Most everyone knows that good posture is important, but good posture doesn’t apply just to sitting and standing. The muscles and ligaments of your back relax and heal themselves while you sleep. In order to protect your back, good posture is important while sleeping.
The mattress that’s right for you lets you wake up feeling rested and free of pain or soreness. Unless you have a condition that may require a certain type of mattress, you should choose a mattress that provides support for the natural curves of your spine and is comfortable.
Pillows are not just for your head and neck. Depending on your sleeping position, additional pillows can help keep your spine in proper alignment. The pillow for your head should support the natural curve of your neck and be comfortable.
Regardless of your sleeping position, try to keep your ears, shoulders, and hips aligned.
I – Word Understanding
soreness – pain or distress
alignment – proper positioning (of parts in relation to each other)
II – Have Your Say
Which sleep position is the best?
1. Best: Sleeping on your back makes it easy for your head, neck, and spine to maintain a neutral position. It prevents neck and back pain, reduces acid reflux and minimizes wrinkles. It is however, bad for snoring.

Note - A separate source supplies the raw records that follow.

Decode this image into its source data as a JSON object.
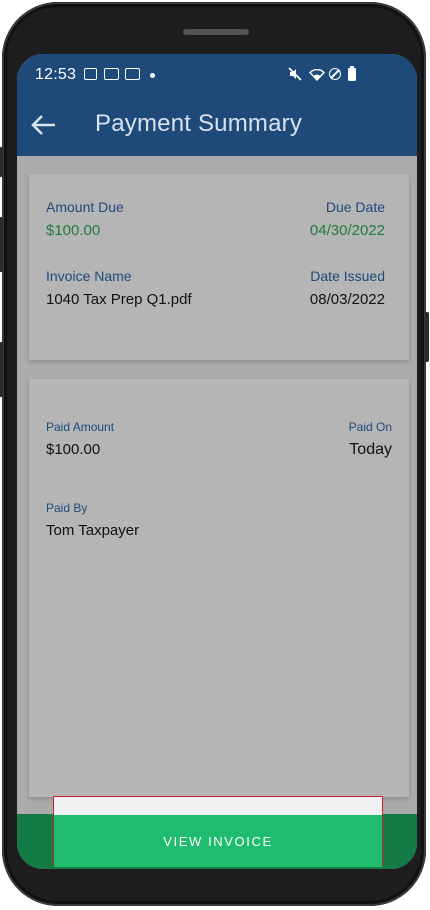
{
  "status_bar": {
    "time": "12:53"
  },
  "header": {
    "title": "Payment Summary"
  },
  "invoice_card": {
    "amount_due_label": "Amount Due",
    "amount_due_value": "$100.00",
    "due_date_label": "Due Date",
    "due_date_value": "04/30/2022",
    "invoice_name_label": "Invoice Name",
    "invoice_name_value": "1040 Tax Prep Q1.pdf",
    "date_issued_label": "Date Issued",
    "date_issued_value": "08/03/2022"
  },
  "payment_card": {
    "paid_amount_label": "Paid Amount",
    "paid_amount_value": "$100.00",
    "paid_on_label": "Paid On",
    "paid_on_value": "Today",
    "paid_by_label": "Paid By",
    "paid_by_value": "Tom Taxpayer"
  },
  "actions": {
    "view_invoice_label": "VIEW INVOICE"
  },
  "colors": {
    "app_bar": "#1e4a7a",
    "accent_green": "#1fbb6e",
    "amount_green": "#1f7a3e",
    "label_blue": "#1e4a7a"
  }
}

2. 2nd Best: Side-sleeping is great for overall health — it reduces snoring and keeps your spine elongated. HOwever, it can cause you to get wrinkles.
3. Not Ideal: Fetal Position – Outside of your mother’s uterus, resting in a tight fetal pose isn’t a great idea. It reduces snoring and advisable for sleeping during pregnancy but it is not good for neck/back pain and wrinkles.
4. Worst: “Stomach-sleeping makes it difficult to maintain a neutral position with your spine,” Shannon explains. What’s more, the pose puts pressure on joints and muscles, which can irritate nerves and lead to pain, numbness, and tingling.